In January 2012, Sangeen conducted an interview with Al Samood, the Taliban’s magazine, and claimed that there is no difference between the Haqqani Network and the Taliban. In June, Sangeen called for foreign fighters to join his ranks.
Al Qaeda presence is pervasive in Afghanistan
While ISAF and the US government have characterized al Qaeda’s presence in Afghanistan as being confined to the remote northeast provinces of Kunar and Nuristan, ISAF’s own press releases identifying raids against al Qaeda present an even starker picture. ISAF has conducted raids against al Qaeda leaders and associates in Balkh, Farah, Ghazni, Helmand, Kandahar, Khost, Kunar, Kunduz, Laghman, Logar, Nangarhar, Paktia, Paktika, Sar-i-Pul, Takhar, Wardak, and Zabul, or 17 of Afghanistan’s 34 provinces. Many of these raids have taken place over the past two years.
Since the end of May, special operations forces have conducted at least 19 raids against al Qaeda’s network in Afghanistan. The raids took place in 10 different districts in seven provinces — Ghazni, Kunar, Laghman, Nangarhar, Nuristan, Paktika, and Takhar. ISAF does not disclose information or issue a press release on each raid conducted against terror groups in Afghanistan.
Al Qaeda and allied terror groups, such as the Lashkar-e-Taiba, the Movement of the Taliban in Pakistan, the Islamic Movement of Uzbekistan, and the Islamic Jihad Union, maintain an extensive reach in Afghanistan.
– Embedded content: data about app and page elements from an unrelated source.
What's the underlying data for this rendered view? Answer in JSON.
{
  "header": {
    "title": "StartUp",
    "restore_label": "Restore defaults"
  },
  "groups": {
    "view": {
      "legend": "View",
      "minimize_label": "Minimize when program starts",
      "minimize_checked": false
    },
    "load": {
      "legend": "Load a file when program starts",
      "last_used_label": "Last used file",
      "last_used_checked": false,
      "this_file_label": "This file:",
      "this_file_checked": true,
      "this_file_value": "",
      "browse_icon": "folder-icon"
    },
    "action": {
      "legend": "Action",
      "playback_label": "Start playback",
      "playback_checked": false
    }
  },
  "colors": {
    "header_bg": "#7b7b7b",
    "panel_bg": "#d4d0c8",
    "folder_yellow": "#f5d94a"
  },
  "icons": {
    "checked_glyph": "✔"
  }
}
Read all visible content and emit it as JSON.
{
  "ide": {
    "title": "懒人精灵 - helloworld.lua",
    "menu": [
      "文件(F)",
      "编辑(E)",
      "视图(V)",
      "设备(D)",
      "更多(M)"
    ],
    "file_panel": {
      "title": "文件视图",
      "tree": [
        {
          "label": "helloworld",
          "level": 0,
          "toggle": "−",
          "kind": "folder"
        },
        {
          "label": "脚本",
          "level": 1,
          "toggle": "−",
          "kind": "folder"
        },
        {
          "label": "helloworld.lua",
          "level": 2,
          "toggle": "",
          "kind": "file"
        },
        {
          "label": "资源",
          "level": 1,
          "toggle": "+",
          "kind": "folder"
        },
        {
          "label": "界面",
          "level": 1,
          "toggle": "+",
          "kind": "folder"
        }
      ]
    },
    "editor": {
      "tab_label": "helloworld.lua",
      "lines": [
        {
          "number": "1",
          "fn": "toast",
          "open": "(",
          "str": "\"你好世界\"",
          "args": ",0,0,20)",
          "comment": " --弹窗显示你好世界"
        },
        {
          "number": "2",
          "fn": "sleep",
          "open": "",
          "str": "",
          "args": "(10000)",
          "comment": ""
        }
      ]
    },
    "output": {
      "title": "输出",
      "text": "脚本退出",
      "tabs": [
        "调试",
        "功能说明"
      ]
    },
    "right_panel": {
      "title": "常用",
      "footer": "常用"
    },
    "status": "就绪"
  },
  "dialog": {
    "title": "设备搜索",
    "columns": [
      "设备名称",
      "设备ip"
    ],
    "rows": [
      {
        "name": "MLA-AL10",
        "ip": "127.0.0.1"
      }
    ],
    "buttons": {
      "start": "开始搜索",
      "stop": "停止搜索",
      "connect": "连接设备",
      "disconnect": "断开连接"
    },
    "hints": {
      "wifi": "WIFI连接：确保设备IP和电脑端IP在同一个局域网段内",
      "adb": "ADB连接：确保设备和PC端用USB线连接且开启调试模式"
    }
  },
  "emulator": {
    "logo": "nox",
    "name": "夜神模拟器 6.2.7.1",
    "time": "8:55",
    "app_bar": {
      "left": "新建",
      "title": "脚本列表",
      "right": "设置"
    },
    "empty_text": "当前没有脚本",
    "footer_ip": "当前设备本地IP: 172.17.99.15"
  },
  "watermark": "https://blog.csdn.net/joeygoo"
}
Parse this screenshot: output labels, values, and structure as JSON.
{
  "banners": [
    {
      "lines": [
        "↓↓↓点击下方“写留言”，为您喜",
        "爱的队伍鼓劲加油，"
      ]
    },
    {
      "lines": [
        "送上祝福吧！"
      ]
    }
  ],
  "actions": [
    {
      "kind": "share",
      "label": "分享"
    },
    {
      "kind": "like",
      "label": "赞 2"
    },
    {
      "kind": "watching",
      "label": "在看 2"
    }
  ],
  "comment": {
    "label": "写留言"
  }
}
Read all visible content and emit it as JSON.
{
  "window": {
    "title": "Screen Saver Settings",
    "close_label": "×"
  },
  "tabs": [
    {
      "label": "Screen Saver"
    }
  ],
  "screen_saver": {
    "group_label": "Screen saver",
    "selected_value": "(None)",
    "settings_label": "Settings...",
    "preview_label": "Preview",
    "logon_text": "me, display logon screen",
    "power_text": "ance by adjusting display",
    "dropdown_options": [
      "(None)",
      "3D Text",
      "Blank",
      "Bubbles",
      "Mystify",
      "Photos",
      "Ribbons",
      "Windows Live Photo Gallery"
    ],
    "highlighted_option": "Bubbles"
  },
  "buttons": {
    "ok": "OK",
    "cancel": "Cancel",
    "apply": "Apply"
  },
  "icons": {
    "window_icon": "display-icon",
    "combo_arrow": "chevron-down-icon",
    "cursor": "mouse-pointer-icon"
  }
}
This is documented in the body of press releases issued in recent years by ISAF. Looking at press releases dating back to March 2007, The Long War Journal has been able to detect the presence of al Qaeda and affiliated groups such as the Islamic Movement of Uzbekistan in 114 different districts in 25 of Afghanistan’s 34 provinces.
Bill Roggio is a Senior Fellow at the Foundation for Defense of Democracies and the Editor of FDD’s Long War Journal.